The Wall Street Journal reports:
The Pentagon has concluded that computer sabotage coming from another country can constitute an act of war, a finding that for the first time opens the door for the U.S. to respond using traditional military force.
The Pentagon’s first formal cyber strategy, unclassified portions of which are expected to become public next month, represents an early attempt to grapple with a changing world in which a hacker could pose as significant a threat to U.S. nuclear reactors, subways or pipelines as a hostile country’s military.
In part, the Pentagon intends its plan as a warning to potential adversaries of the consequences of attacking the U.S. in this way. “If you shut down our power grid, maybe we will put a missile down one of your smokestacks,” said a military official.
Recent attacks on the Pentagon’s own systems—as well as the sabotaging of Iran’s nuclear program via the Stuxnet computer worm—have given new urgency to U.S. efforts to develop a more formalized approach to cyber attacks. A key moment occurred in 2008, when at least one U.S. military computer system was penetrated. This weekend Lockheed Martin, a major military contractor, acknowledged that it had been the victim of an infiltration, while playing down its impact.
The Associated Press reports:
This cyber attack didn’t go after people playing war games on their PlayStations.
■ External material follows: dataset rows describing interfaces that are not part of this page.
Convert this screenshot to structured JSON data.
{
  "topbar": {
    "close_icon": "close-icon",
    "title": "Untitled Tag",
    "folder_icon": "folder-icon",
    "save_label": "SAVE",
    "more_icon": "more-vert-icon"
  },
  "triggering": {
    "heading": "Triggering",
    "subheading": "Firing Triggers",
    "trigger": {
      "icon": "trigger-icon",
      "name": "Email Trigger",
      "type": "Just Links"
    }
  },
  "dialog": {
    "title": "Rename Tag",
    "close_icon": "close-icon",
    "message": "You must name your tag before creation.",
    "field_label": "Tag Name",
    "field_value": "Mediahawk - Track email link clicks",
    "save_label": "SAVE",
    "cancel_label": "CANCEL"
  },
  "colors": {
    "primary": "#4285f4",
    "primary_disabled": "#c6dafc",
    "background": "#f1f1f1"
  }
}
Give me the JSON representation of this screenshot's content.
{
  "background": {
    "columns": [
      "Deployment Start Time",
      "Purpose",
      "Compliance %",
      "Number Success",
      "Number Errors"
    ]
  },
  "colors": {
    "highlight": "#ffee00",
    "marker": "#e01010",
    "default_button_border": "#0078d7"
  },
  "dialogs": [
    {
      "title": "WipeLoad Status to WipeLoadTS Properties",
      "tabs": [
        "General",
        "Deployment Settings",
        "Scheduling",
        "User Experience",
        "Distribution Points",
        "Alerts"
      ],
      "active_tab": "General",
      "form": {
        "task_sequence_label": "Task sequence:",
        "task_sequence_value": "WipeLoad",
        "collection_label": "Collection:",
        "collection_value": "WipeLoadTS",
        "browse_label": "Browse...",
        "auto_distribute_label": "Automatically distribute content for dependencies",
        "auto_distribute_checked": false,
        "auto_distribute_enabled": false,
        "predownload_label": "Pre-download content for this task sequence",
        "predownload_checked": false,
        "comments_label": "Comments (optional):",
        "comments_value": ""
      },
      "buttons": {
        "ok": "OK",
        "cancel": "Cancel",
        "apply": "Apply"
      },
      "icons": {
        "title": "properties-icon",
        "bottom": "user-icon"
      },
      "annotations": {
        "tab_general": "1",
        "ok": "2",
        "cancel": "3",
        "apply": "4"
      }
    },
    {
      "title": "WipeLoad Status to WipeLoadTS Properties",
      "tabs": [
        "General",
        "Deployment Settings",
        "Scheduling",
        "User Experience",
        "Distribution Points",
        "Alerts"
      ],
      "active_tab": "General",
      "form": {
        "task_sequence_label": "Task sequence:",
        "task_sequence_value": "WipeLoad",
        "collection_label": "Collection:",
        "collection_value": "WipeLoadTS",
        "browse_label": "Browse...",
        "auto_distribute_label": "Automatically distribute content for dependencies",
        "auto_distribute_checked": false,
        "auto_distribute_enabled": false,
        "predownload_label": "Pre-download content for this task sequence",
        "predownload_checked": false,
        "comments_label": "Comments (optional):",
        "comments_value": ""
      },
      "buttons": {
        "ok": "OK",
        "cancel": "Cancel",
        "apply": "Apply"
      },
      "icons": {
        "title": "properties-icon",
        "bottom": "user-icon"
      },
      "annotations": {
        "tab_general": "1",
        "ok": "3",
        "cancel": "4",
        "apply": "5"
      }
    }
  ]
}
It targeted a company that helps the U.S. military do the real thing.
Lockheed Martin says it was the recent target of a “significant and tenacious” hack, although the defense contractor and the Department of Homeland Security insist the attack was thwarted before any critical data was stolen. The effort highlighted the fact that some hackers, including many working for foreign governments, set their sights on information far more devastating than credit card numbers.
Information security experts say a rash of cyber attacks this year — including a massive security breach at Sony Corp. last month that affected millions of PlayStation users — has emboldened hackers and made them more willing to pursue sensitive information.
“2011 has really lit up the boards in terms of data breaches,” said Josh Shaul, chief technology officer at Application Security, a New York-based company that is one of the largest database security software makers. “The list of targets just grows and grows.”